§ **Work instruction**: What number of lines in the records below hold the word "SimpleMovingAvg"? Give that number alone.

§ **Stored data entries**:
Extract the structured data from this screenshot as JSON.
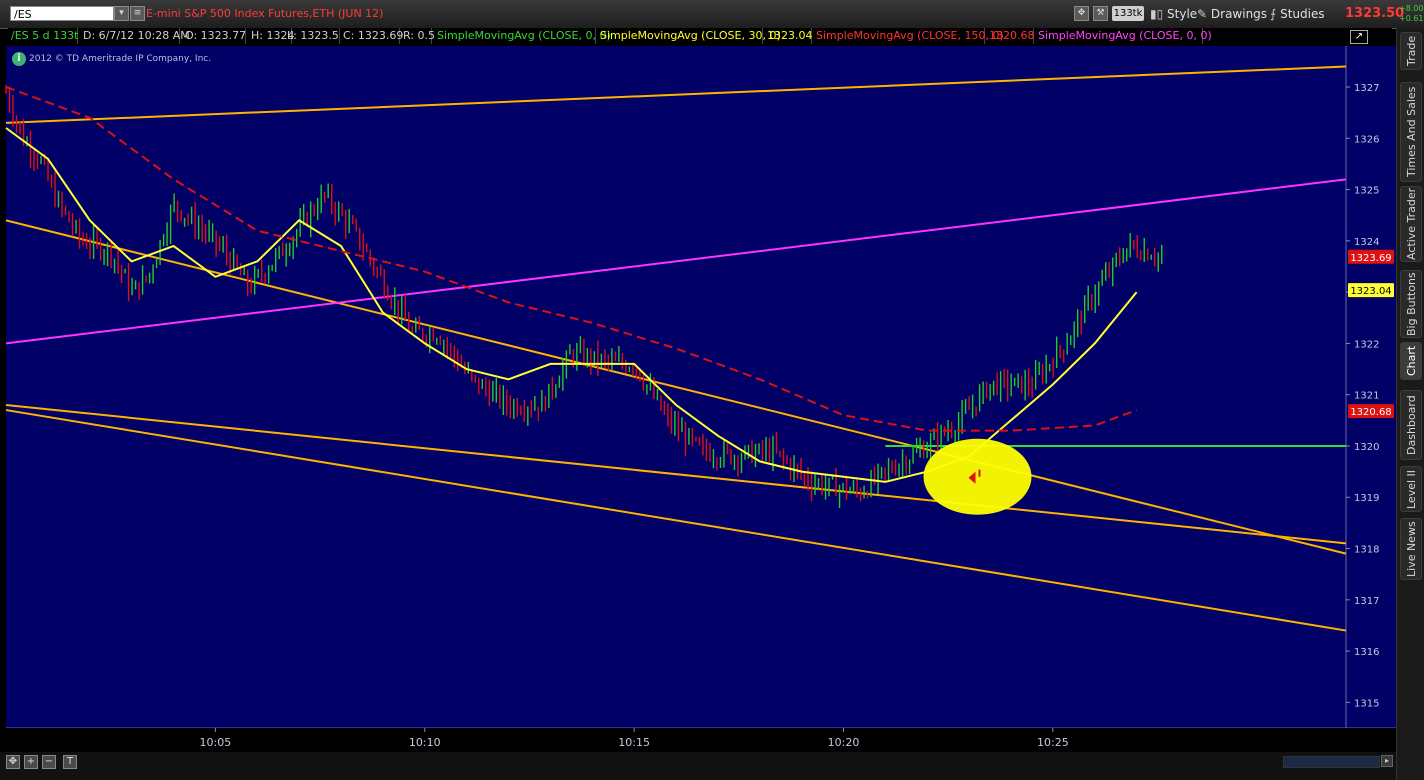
{
  "toolbar": {
    "symbol": "/ES",
    "instrument_title": "E-mini S&P 500 Index Futures,ETH (JUN 12)",
    "tick_button": "133tk",
    "style_label": "Style",
    "drawings_label": "Drawings",
    "studies_label": "Studies",
    "last_price": "1323.50",
    "change_abs": "+8.00",
    "change_pct": "+0.61%"
  },
  "info_bar": {
    "symbol_period": "/ES 5 d 133t",
    "date": "D: 6/7/12 10:28 AM",
    "open": "O: 1323.77",
    "high": "H: 1324",
    "low": "L: 1323.5",
    "close": "C: 1323.69",
    "range": "R: 0.5",
    "study1": "SimpleMovingAvg (CLOSE, 0, 0)",
    "study2": "SimpleMovingAvg (CLOSE, 30, 0)",
    "study2_value": "1323.04",
    "study3": "SimpleMovingAvg (CLOSE, 150, 0)",
    "study3_value": "1320.68",
    "study4": "SimpleMovingAvg (CLOSE, 0, 0)"
  },
  "colors": {
    "background": "#000066",
    "up_bar": "#22cc22",
    "down_bar": "#dd1111",
    "sma30": "#ffff33",
    "sma150": "#dd1111",
    "trendline": "#ffb300",
    "magenta_line": "#ff33ff",
    "support_line": "#33dd33",
    "highlight": "#ffff00"
  },
  "copyright": "2012 © TD Ameritrade IP Company, Inc.",
  "side_tabs": [
    "Trade",
    "Times And Sales",
    "Active Trader",
    "Big Buttons",
    "Chart",
    "Dashboard",
    "Level II",
    "Live News"
  ],
  "active_tab": "Chart",
  "price_labels": {
    "last": "1323.69",
    "sma30": "1323.04",
    "sma150": "1320.68"
  },
  "chart_data": {
    "type": "line",
    "title": "",
    "xlabel": "",
    "ylabel": "",
    "ylim": [
      1314.5,
      1327.8
    ],
    "y_ticks": [
      "1315",
      "1316",
      "1317",
      "1318",
      "1319",
      "1320",
      "1321",
      "1322",
      "1323",
      "1324",
      "1325",
      "1326",
      "1327"
    ],
    "x_ticks": [
      "10:05",
      "10:10",
      "10:15",
      "10:20",
      "10:25"
    ],
    "x_range": [
      "10:00",
      "10:32"
    ],
    "grid": false,
    "price_path": [
      [
        "10:00",
        1326.9
      ],
      [
        "10:00.4",
        1326.0
      ],
      [
        "10:00.8",
        1325.6
      ],
      [
        "10:01.2",
        1324.8
      ],
      [
        "10:01.8",
        1324.0
      ],
      [
        "10:02.5",
        1323.8
      ],
      [
        "10:03.0",
        1323.0
      ],
      [
        "10:03.4",
        1323.3
      ],
      [
        "10:04.0",
        1324.7
      ],
      [
        "10:04.7",
        1324.2
      ],
      [
        "10:05.2",
        1323.8
      ],
      [
        "10:05.8",
        1323.1
      ],
      [
        "10:06.6",
        1323.8
      ],
      [
        "10:07.6",
        1324.9
      ],
      [
        "10:08.3",
        1324.2
      ],
      [
        "10:09.0",
        1323.2
      ],
      [
        "10:09.7",
        1322.2
      ],
      [
        "10:10.3",
        1322.2
      ],
      [
        "10:11.1",
        1321.3
      ],
      [
        "10:12.0",
        1320.8
      ],
      [
        "10:12.8",
        1320.8
      ],
      [
        "10:13.5",
        1321.8
      ],
      [
        "10:14.5",
        1321.6
      ],
      [
        "10:15.0",
        1321.6
      ],
      [
        "10:15.8",
        1320.5
      ],
      [
        "10:16.6",
        1319.9
      ],
      [
        "10:17.4",
        1319.8
      ],
      [
        "10:18.3",
        1319.9
      ],
      [
        "10:19.2",
        1319.3
      ],
      [
        "10:20.4",
        1319.1
      ],
      [
        "10:21.2",
        1319.6
      ],
      [
        "10:22.0",
        1320.0
      ],
      [
        "10:22.8",
        1320.5
      ],
      [
        "10:23.5",
        1321.2
      ],
      [
        "10:24.5",
        1321.2
      ],
      [
        "10:25.3",
        1322.0
      ],
      [
        "10:26.0",
        1323.0
      ],
      [
        "10:26.8",
        1323.9
      ],
      [
        "10:27.2",
        1323.8
      ],
      [
        "10:27.6",
        1323.7
      ]
    ],
    "series": [
      {
        "name": "SimpleMovingAvg (CLOSE, 30, 0)",
        "style": "solid",
        "points": [
          [
            "10:00",
            1326.2
          ],
          [
            "10:01",
            1325.6
          ],
          [
            "10:02",
            1324.4
          ],
          [
            "10:03",
            1323.6
          ],
          [
            "10:04",
            1323.9
          ],
          [
            "10:05",
            1323.3
          ],
          [
            "10:06",
            1323.6
          ],
          [
            "10:07",
            1324.4
          ],
          [
            "10:08",
            1323.9
          ],
          [
            "10:09",
            1322.6
          ],
          [
            "10:10",
            1322.0
          ],
          [
            "10:11",
            1321.5
          ],
          [
            "10:12",
            1321.3
          ],
          [
            "10:13",
            1321.6
          ],
          [
            "10:14",
            1321.6
          ],
          [
            "10:15",
            1321.6
          ],
          [
            "10:16",
            1320.8
          ],
          [
            "10:17",
            1320.2
          ],
          [
            "10:18",
            1319.7
          ],
          [
            "10:19",
            1319.5
          ],
          [
            "10:20",
            1319.4
          ],
          [
            "10:21",
            1319.3
          ],
          [
            "10:22",
            1319.5
          ],
          [
            "10:23",
            1319.8
          ],
          [
            "10:24",
            1320.5
          ],
          [
            "10:25",
            1321.2
          ],
          [
            "10:26",
            1322.0
          ],
          [
            "10:27",
            1323.0
          ]
        ]
      },
      {
        "name": "SimpleMovingAvg (CLOSE, 150, 0)",
        "style": "dashed",
        "points": [
          [
            "10:00",
            1327.0
          ],
          [
            "10:02",
            1326.4
          ],
          [
            "10:04",
            1325.2
          ],
          [
            "10:06",
            1324.2
          ],
          [
            "10:08",
            1323.8
          ],
          [
            "10:10",
            1323.4
          ],
          [
            "10:12",
            1322.8
          ],
          [
            "10:14",
            1322.4
          ],
          [
            "10:16",
            1321.9
          ],
          [
            "10:18",
            1321.3
          ],
          [
            "10:20",
            1320.6
          ],
          [
            "10:22",
            1320.3
          ],
          [
            "10:24",
            1320.3
          ],
          [
            "10:26",
            1320.4
          ],
          [
            "10:27",
            1320.7
          ]
        ]
      }
    ],
    "trendlines": [
      {
        "color": "orange",
        "from": [
          "10:00",
          1326.3
        ],
        "to": [
          "10:32",
          1327.4
        ]
      },
      {
        "color": "orange",
        "from": [
          "10:00",
          1324.4
        ],
        "to": [
          "10:32",
          1317.9
        ]
      },
      {
        "color": "orange",
        "from": [
          "10:00",
          1320.8
        ],
        "to": [
          "10:32",
          1318.1
        ]
      },
      {
        "color": "orange",
        "from": [
          "10:00",
          1320.7
        ],
        "to": [
          "10:32",
          1316.4
        ]
      },
      {
        "color": "magenta",
        "from": [
          "10:00",
          1322.0
        ],
        "to": [
          "10:32",
          1325.2
        ]
      },
      {
        "color": "green",
        "from": [
          "10:21",
          1320.0
        ],
        "to": [
          "10:32",
          1320.0
        ]
      }
    ],
    "annotations": [
      {
        "type": "ellipse",
        "center": [
          "10:23.2",
          1319.4
        ],
        "color": "yellow"
      }
    ]
  }
}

§ **Exercise answer**: 6